* Exercise aim
Copy each line of the records that contains the word "text".

[Exercise materials]

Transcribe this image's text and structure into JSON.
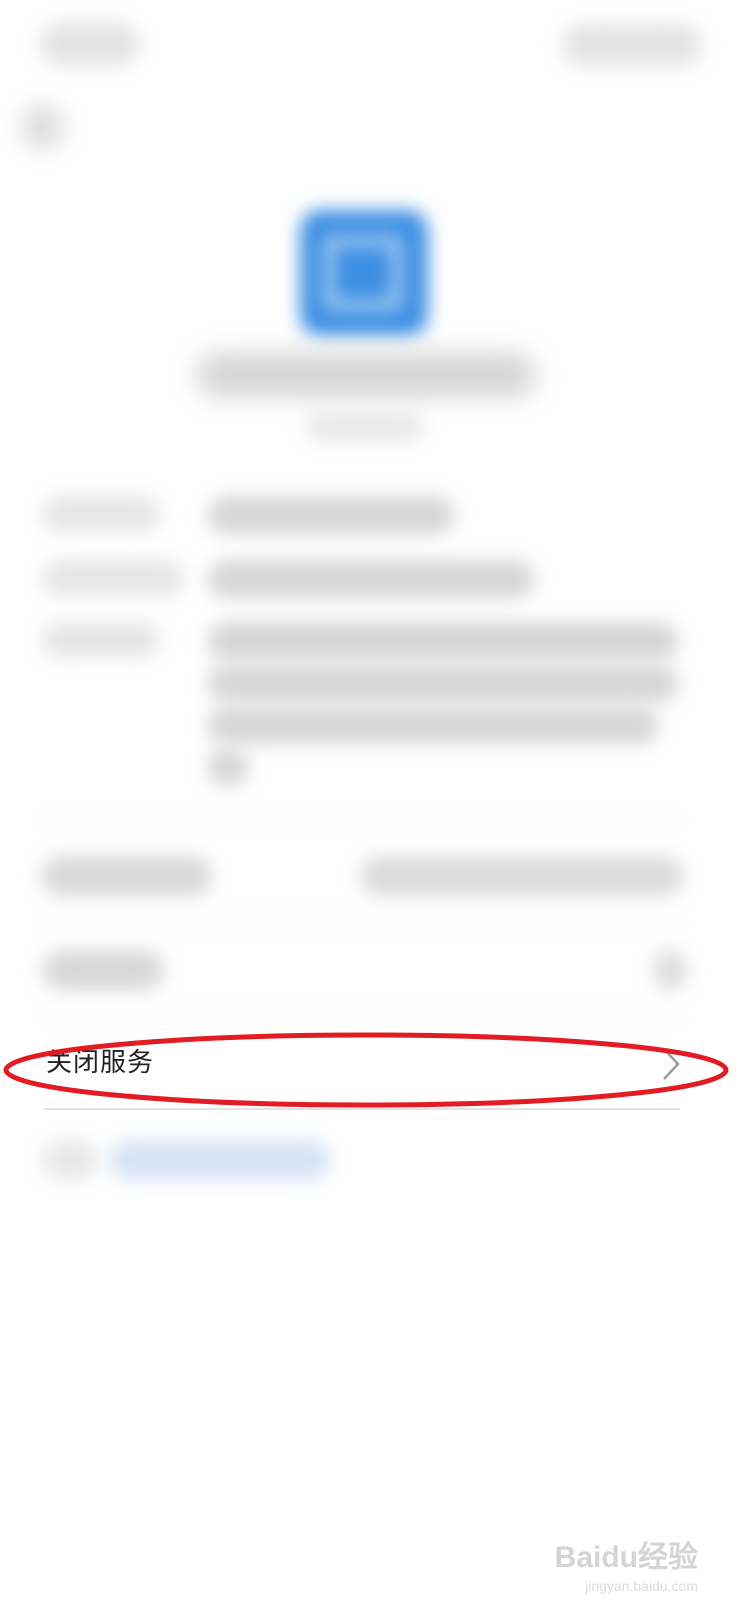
{
  "status_bar": {
    "time": "",
    "indicators": ""
  },
  "header": {
    "back_icon": "chevron-left-icon"
  },
  "app": {
    "icon": "app-icon",
    "icon_color": "#3d8fe3"
  },
  "rows": {
    "close_service_label": "关闭服务",
    "close_service_icon": "chevron-right-icon"
  },
  "annotation": {
    "color": "#e31b23"
  },
  "watermark": {
    "brand": "Baidu经验",
    "url": "jingyan.baidu.com"
  }
}
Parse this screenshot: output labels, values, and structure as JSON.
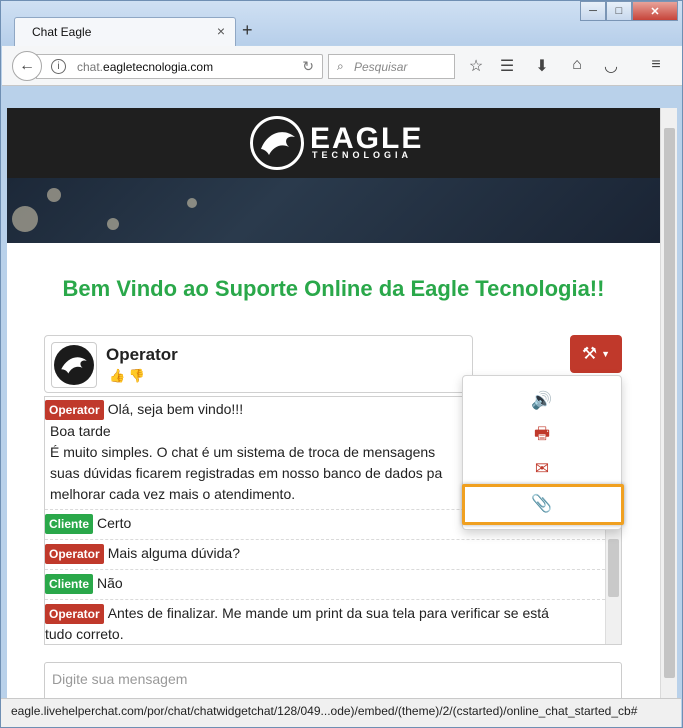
{
  "browser": {
    "tab_title": "Chat Eagle",
    "tab_close": "×",
    "new_tab": "+",
    "window_buttons": [
      "─",
      "□",
      "✕"
    ],
    "url_prefix": "chat.",
    "url_domain": "eagletecnologia.com",
    "search_placeholder": "Pesquisar",
    "status_url": "eagle.livehelperchat.com/por/chat/chatwidgetchat/128/049...ode)/embed/(theme)/2/(cstarted)/online_chat_started_cb#"
  },
  "header": {
    "logo_main": "EAGLE",
    "logo_sub": "TECNOLOGIA"
  },
  "page": {
    "welcome": "Bem Vindo ao Suporte Online da Eagle Tecnologia!!",
    "operator_name": "Operator",
    "input_placeholder": "Digite sua mensagem"
  },
  "messages": [
    {
      "role": "Operator",
      "text": "Olá, seja bem vindo!!!"
    },
    {
      "role": "",
      "text": "Boa tarde"
    },
    {
      "role": "",
      "text": "É muito simples. O chat é um sistema de troca de mensagens"
    },
    {
      "role": "",
      "text": "suas dúvidas ficarem registradas em nosso banco de dados pa"
    },
    {
      "role": "",
      "text": "melhorar cada vez mais o atendimento."
    },
    {
      "role": "Cliente",
      "text": "Certo"
    },
    {
      "role": "Operator",
      "text": "Mais alguma dúvida?"
    },
    {
      "role": "Cliente",
      "text": "Não"
    },
    {
      "role": "Operator",
      "text": "Antes de finalizar. Me mande um print da sua tela para verificar se está"
    },
    {
      "role": "",
      "text": "tudo correto."
    }
  ],
  "dropdown": {
    "items": [
      "sound-icon",
      "print-icon",
      "mail-icon",
      "paperclip-icon"
    ]
  },
  "colors": {
    "accent_red": "#c0392b",
    "accent_green": "#2aa84a",
    "highlight": "#f0a020"
  }
}
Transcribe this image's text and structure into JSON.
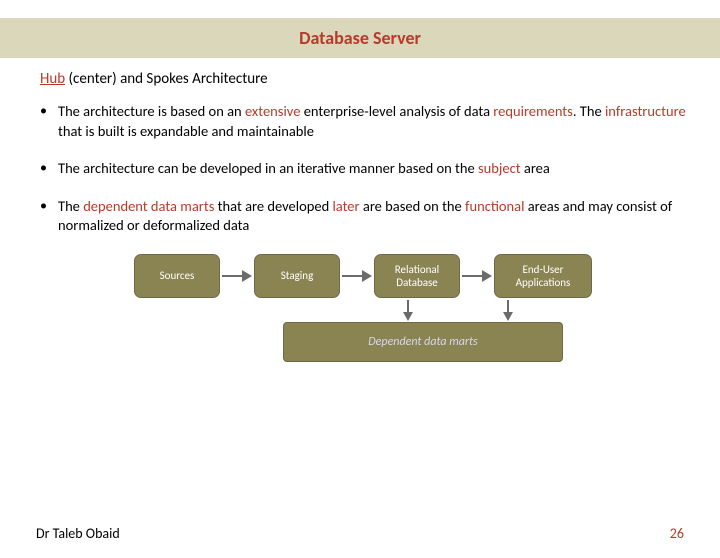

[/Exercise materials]

* Response to this task
Transcribe this image's text and structure into JSON.
      "text": "Olá, seja bem vindo!!!"
      "text": "Boa tarde"
      "text": "É muito simples. O chat é um sistema de troca de mensagens"
      "text": "suas dúvidas ficarem registradas em nosso banco de dados pa"
      "text": "melhorar cada vez mais o atendimento."
      "text": "Certo"
      "text": "Mais alguma dúvida?"
      "text": "Não"
      "text": "Antes de finalizar. Me mande um print da sua tela para verificar se está"
      "text": "tudo correto."
Transcribe this image's text and structure into JSON.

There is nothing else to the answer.